Of course, I spilled coffee on my shirt. I was seven minutes late to work when our grace period was six minutes. All six reports were due today with two more being assigned within the hour. By lunch, I asked for the cheeseburger meal, but only got the sandwich and was still charged $7.00. My heel broke, and I realized too late this stall was out of toilet paper. I didn’t notice my gas tank was on E, and I’m not sure who Kristy is but she’s liking all my crush’s posts. Dinner burned. I’ll try again tomorrow.
This was how it ended: Dad splayed before the open door, shouting to the world he’d be leaving “ON MY OWN TURNS!” and Mom, two steps behind, hand to stomach, stopping as if shot. “Your own turns?” Her laugh became a shout. She spun and spun until falling to her knees on the hardwood floor. “Own turns?” she gasped, eyes closed, tears streaming. “Turns!”
Dad was dumb, fixed in place, as if he feared the slightest move would twist the whole whip-smart world down upon him, which, dizzy now, I want to imagine he might have sometimes thought he deserved.
by Salma Khalil
There is my mother, trying to put the little green bow on my head. As I refuse to cooperate with her, she gives up, fully aware that it was a waste of time. Not knowing that this would happen for years with no end, refusal after refusal. Little do I know, that turning down all those little bows might have been the worst decision of my life.
At Home With The Ticking
by G.J. Williams
Cled? Cled’s on what he calls ‘ticker time’. It’s his heart, the meat one, the literal ticking of it, a minute-by-minute affair. Seems it took fifty years for the news to reach him: dying’s a big deal, truly. It means what it says on the tin. Going by the look on Cled’s face he’d no idea. Odd, in view of his apparent death wish. He’d like to say it’s all been gravy. Instead, Cled says, It’s not been gravy, any of it.

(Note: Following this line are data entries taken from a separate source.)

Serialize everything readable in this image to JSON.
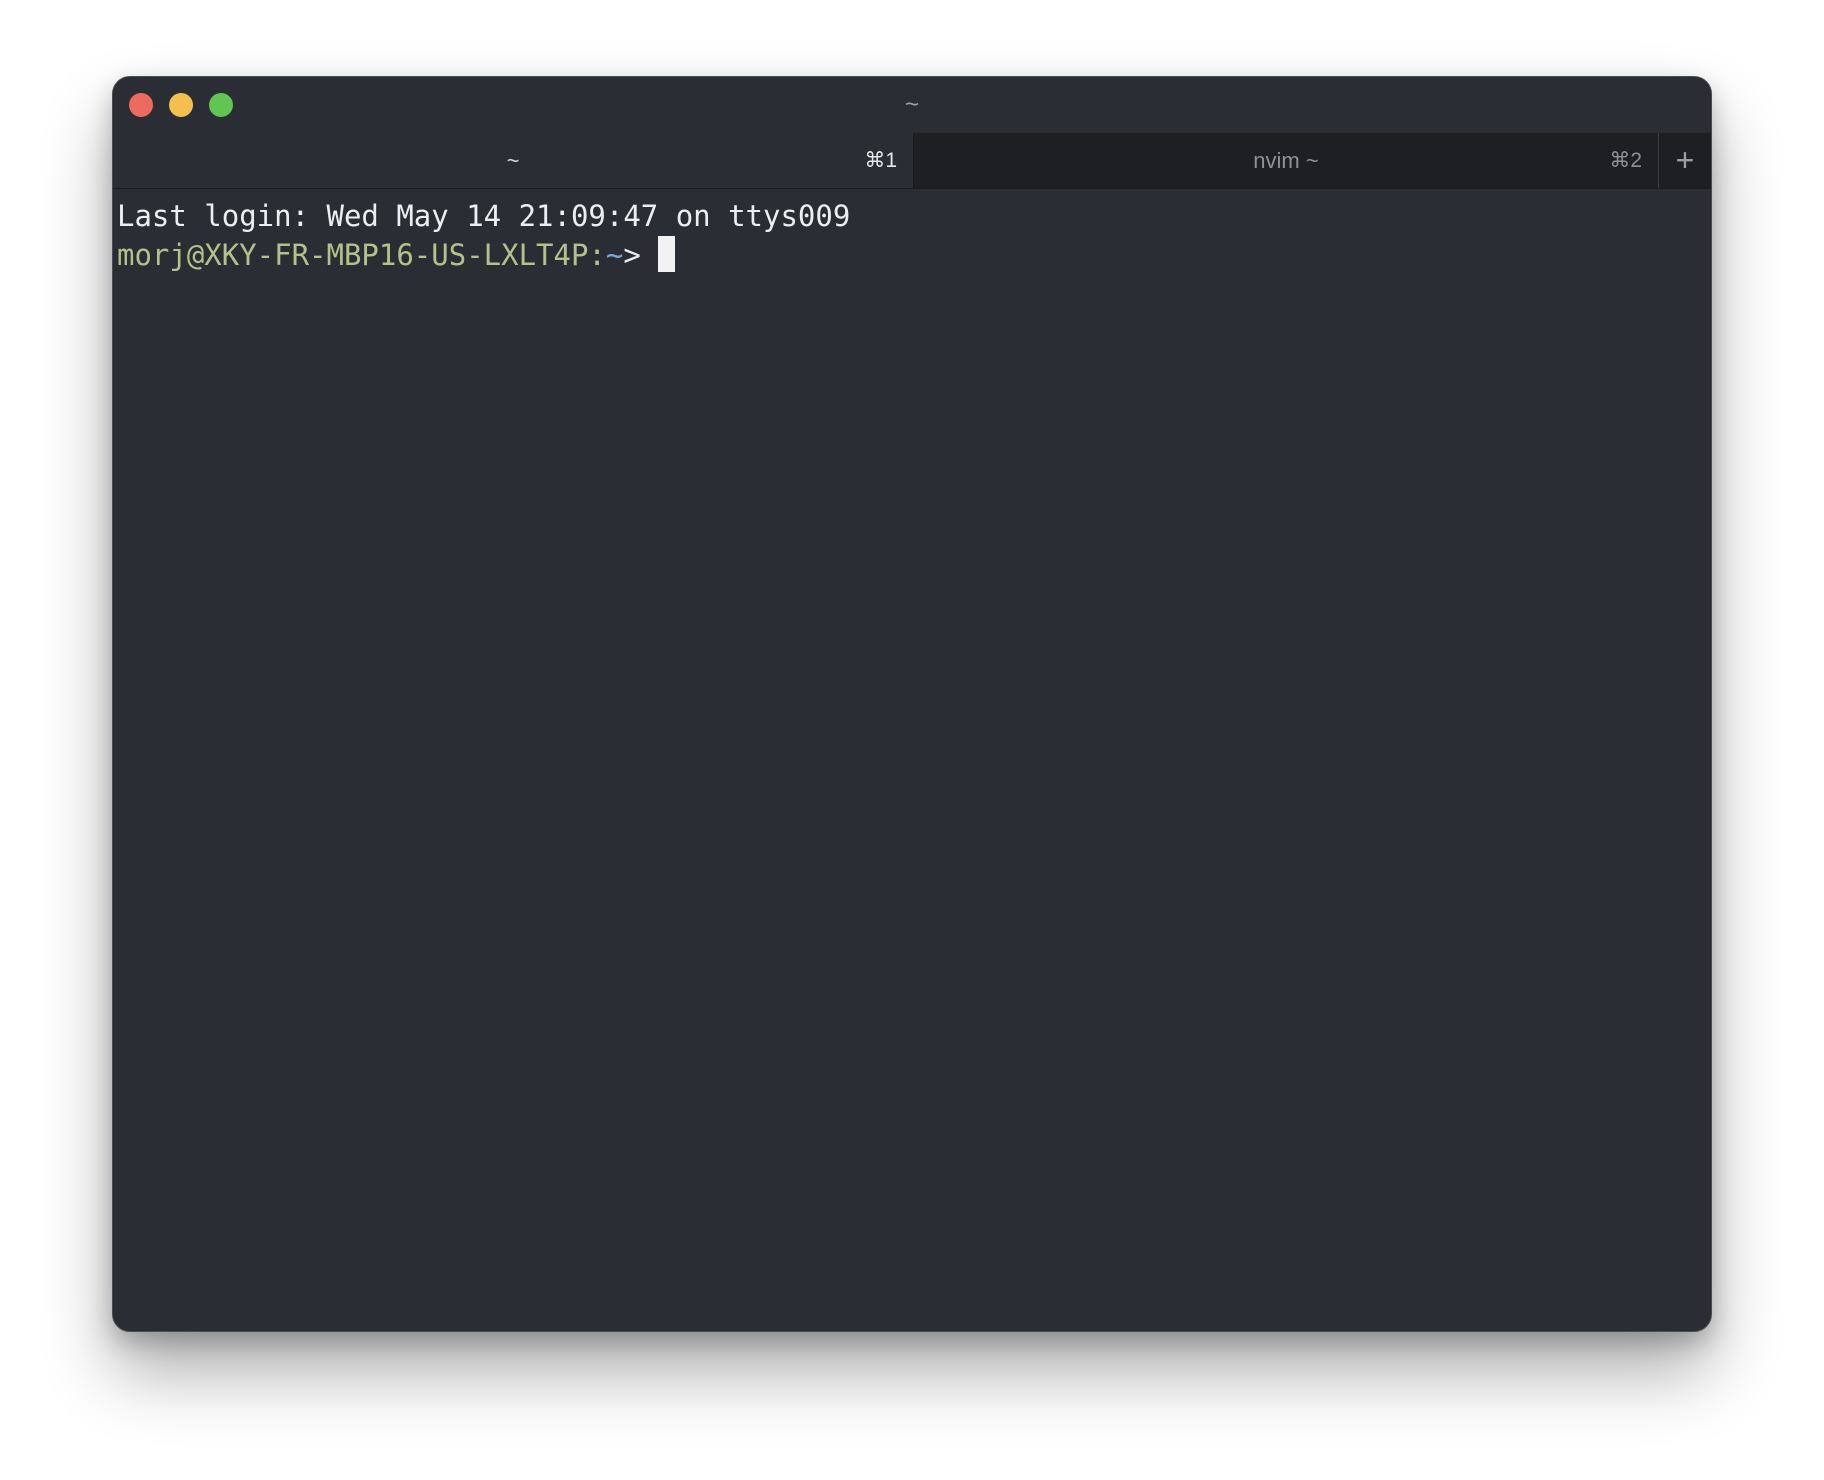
{
  "window": {
    "title": "~",
    "controls": {
      "close": {
        "icon": "close-traffic-light",
        "color": "#ed6a5e"
      },
      "minimize": {
        "icon": "minimize-traffic-light",
        "color": "#f5bf4f"
      },
      "zoom": {
        "icon": "zoom-traffic-light",
        "color": "#61c554"
      }
    }
  },
  "tabs": [
    {
      "title": "~",
      "shortcut": "⌘1",
      "active": true
    },
    {
      "title": "nvim ~",
      "shortcut": "⌘2",
      "active": false
    }
  ],
  "new_tab": {
    "label": "+",
    "icon": "plus-icon"
  },
  "terminal": {
    "login_line": "Last login: Wed May 14 21:09:47 on ttys009",
    "prompt": {
      "user_host": "morj@XKY-FR-MBP16-US-LXLT4P:",
      "path": "~",
      "symbol": ">"
    }
  }
}
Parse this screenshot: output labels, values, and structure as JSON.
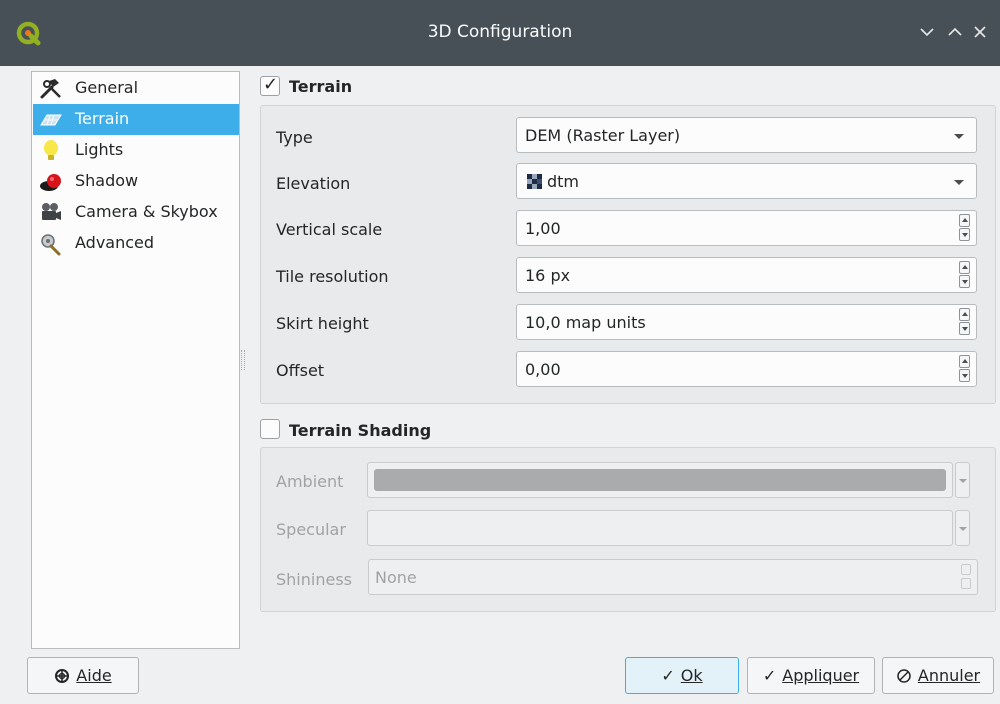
{
  "window": {
    "title": "3D Configuration"
  },
  "sidebar": {
    "items": [
      {
        "label": "General",
        "icon": "hammer-wrench-icon"
      },
      {
        "label": "Terrain",
        "icon": "terrain-icon",
        "selected": true
      },
      {
        "label": "Lights",
        "icon": "lightbulb-icon"
      },
      {
        "label": "Shadow",
        "icon": "shadow-icon"
      },
      {
        "label": "Camera & Skybox",
        "icon": "camera-icon"
      },
      {
        "label": "Advanced",
        "icon": "advanced-settings-icon"
      }
    ]
  },
  "terrain": {
    "title": "Terrain",
    "checked": true,
    "fields": {
      "type": {
        "label": "Type",
        "value": "DEM (Raster Layer)"
      },
      "elevation": {
        "label": "Elevation",
        "value": "dtm"
      },
      "vertical_scale": {
        "label": "Vertical scale",
        "value": "1,00"
      },
      "tile_resolution": {
        "label": "Tile resolution",
        "value": "16 px"
      },
      "skirt_height": {
        "label": "Skirt height",
        "value": "10,0 map units"
      },
      "offset": {
        "label": "Offset",
        "value": "0,00"
      }
    }
  },
  "shading": {
    "title": "Terrain Shading",
    "checked": false,
    "ambient_label": "Ambient",
    "specular_label": "Specular",
    "shininess_label": "Shininess",
    "shininess_value": "None"
  },
  "buttons": {
    "help": "Aide",
    "ok": "Ok",
    "apply": "Appliquer",
    "cancel": "Annuler"
  },
  "colors": {
    "selection": "#3daee9",
    "titlebar": "#475057",
    "window_bg": "#eff0f1"
  }
}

Tolls went up two dollars. All I saw were red brake lights. The accident was on the northbound 24-mile bridge, but I was going southbound at 5 mph now. When the rubbernecking ending, I tried to make up for lost time, but the patrol car pulled me over and gave me a $300 ticket. A bird flew past my window and barely avoided suicide, but the thick layer of bugs that have collected on my bumper weren’t so lucky as I finally exited the bridge. Something tells me there will be a foggy convoy when I return.
by Judith Salerno
It was the same nasty breakfast, raw bean sprouts with prune juice.
“I understand the prune juice, Worf, but why the bean sprouts?”
He growled, “It’s the closest thing to gagh that I can find at the supermarket.”
“You’re not a Klingon, dear. Your mother just named you after one.”
He scowled, and I knew my mistake would cost me.
“Today is a good day to die!” he stomped to the den and started Klingon Academy on the big screen.
Great, he’ll be there all day while I’m raking leaves.
Maybe I’ll dig up some earthworm gagh for his dinner.
by Jen Schneider
The cast iron pot lived life in a box. All corners sealed. The attic its forever home. Amidst yellowed photos, christening gowns, and soiled denim. Clean-ups long overdue. Survivor on TV. She scrubbed spots. Diced celery. Chopped onions. Simmered broth. Chicken legs shed skin. Time melted in savory air. Inhale. Exhale. Breathe.